§ **Problem requirements**
Return each line of the entries that mentions the word "title".

Dataset rows describing interfaces:
————————
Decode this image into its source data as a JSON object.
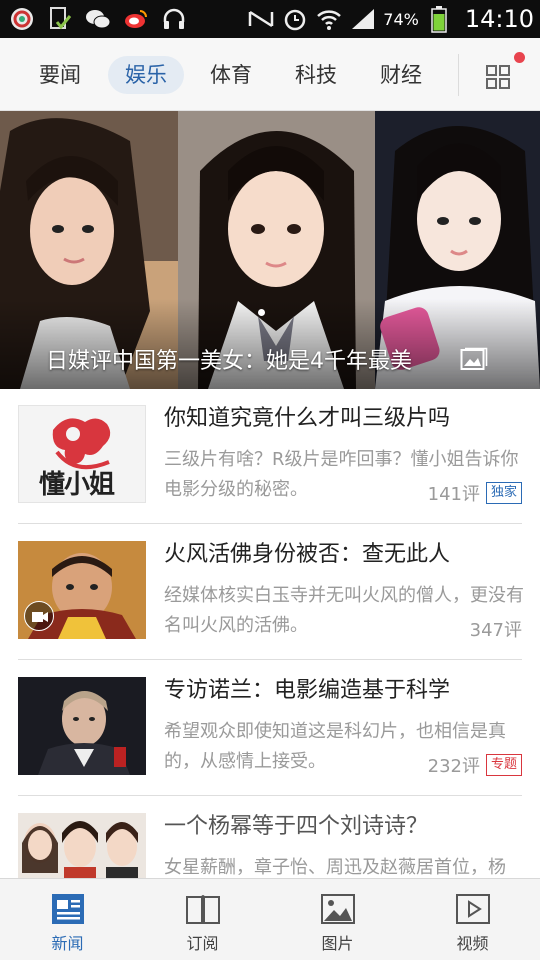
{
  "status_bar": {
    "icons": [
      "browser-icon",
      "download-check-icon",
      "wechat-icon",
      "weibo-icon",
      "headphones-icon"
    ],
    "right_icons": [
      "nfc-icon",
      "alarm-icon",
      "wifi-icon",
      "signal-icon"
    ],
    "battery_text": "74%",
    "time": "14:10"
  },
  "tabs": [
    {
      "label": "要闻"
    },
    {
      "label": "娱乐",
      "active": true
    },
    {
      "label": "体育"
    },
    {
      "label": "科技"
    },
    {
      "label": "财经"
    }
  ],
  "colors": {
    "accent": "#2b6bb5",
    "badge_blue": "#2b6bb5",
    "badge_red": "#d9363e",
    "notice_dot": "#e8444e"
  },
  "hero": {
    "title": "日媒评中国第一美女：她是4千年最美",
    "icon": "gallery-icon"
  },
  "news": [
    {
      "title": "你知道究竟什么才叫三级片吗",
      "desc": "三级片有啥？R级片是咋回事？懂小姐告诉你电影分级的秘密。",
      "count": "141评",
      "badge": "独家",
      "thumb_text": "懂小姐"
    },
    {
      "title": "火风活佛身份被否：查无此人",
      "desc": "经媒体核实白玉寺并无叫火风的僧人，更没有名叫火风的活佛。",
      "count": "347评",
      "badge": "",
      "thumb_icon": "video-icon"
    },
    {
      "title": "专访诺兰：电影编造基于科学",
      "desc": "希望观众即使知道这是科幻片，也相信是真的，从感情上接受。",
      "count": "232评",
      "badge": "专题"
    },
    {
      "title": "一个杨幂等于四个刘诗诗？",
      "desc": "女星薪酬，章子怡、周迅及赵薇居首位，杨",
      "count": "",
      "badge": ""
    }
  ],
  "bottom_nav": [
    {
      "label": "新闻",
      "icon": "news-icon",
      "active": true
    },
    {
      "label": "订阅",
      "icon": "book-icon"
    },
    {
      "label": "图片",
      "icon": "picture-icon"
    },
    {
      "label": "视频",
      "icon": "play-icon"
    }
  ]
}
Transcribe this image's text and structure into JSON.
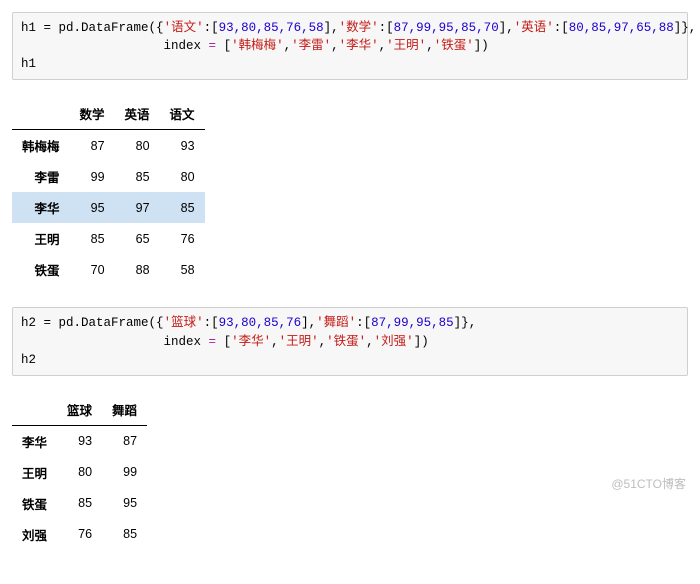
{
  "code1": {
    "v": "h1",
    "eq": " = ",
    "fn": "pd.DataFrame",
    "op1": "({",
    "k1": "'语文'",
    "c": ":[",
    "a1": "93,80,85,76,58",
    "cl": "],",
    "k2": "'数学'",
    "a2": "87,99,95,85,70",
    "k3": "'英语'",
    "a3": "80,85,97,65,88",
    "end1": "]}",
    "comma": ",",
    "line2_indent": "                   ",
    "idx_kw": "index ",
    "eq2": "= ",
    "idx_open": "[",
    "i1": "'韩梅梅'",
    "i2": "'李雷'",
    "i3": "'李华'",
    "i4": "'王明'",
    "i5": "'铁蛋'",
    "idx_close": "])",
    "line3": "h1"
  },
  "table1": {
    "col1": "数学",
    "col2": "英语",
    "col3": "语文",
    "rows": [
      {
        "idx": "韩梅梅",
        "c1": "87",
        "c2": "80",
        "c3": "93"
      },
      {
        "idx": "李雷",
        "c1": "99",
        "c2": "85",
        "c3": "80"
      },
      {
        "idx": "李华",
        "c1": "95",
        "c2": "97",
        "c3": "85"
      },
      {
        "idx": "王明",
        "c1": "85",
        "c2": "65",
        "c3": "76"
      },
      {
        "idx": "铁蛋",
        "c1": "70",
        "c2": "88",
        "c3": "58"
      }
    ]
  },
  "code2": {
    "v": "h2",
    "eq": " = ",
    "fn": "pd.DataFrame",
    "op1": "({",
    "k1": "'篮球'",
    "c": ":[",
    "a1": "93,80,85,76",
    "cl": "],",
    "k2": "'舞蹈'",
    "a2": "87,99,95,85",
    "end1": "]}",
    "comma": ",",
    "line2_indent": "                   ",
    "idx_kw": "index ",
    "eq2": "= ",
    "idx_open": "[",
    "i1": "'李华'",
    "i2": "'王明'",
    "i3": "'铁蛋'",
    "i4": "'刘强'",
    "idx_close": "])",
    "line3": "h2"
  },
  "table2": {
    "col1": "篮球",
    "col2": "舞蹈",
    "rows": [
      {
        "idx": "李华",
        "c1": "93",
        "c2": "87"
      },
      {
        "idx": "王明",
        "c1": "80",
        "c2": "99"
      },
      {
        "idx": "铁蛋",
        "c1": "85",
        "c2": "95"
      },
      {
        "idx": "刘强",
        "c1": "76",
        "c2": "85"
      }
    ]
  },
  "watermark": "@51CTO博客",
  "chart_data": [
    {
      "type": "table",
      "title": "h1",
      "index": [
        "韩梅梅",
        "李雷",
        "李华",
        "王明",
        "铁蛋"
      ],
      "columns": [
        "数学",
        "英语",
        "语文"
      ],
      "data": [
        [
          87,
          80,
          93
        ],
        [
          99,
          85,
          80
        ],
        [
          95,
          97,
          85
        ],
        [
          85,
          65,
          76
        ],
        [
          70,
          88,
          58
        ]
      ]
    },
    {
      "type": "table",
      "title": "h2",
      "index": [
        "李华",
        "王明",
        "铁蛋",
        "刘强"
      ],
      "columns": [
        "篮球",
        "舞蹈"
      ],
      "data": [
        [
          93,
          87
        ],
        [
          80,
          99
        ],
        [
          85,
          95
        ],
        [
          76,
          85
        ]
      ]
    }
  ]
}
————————
§ **Exercise solution**
    "title": "日媒评中国第一美女：她是4千年最美",
      "title": "你知道究竟什么才叫三级片吗",
      "title": "火风活佛身份被否：查无此人",
      "title": "专访诺兰：电影编造基于科学",
      "title": "一个杨幂等于四个刘诗诗？",
      "title": "h1",
      "title": "h2",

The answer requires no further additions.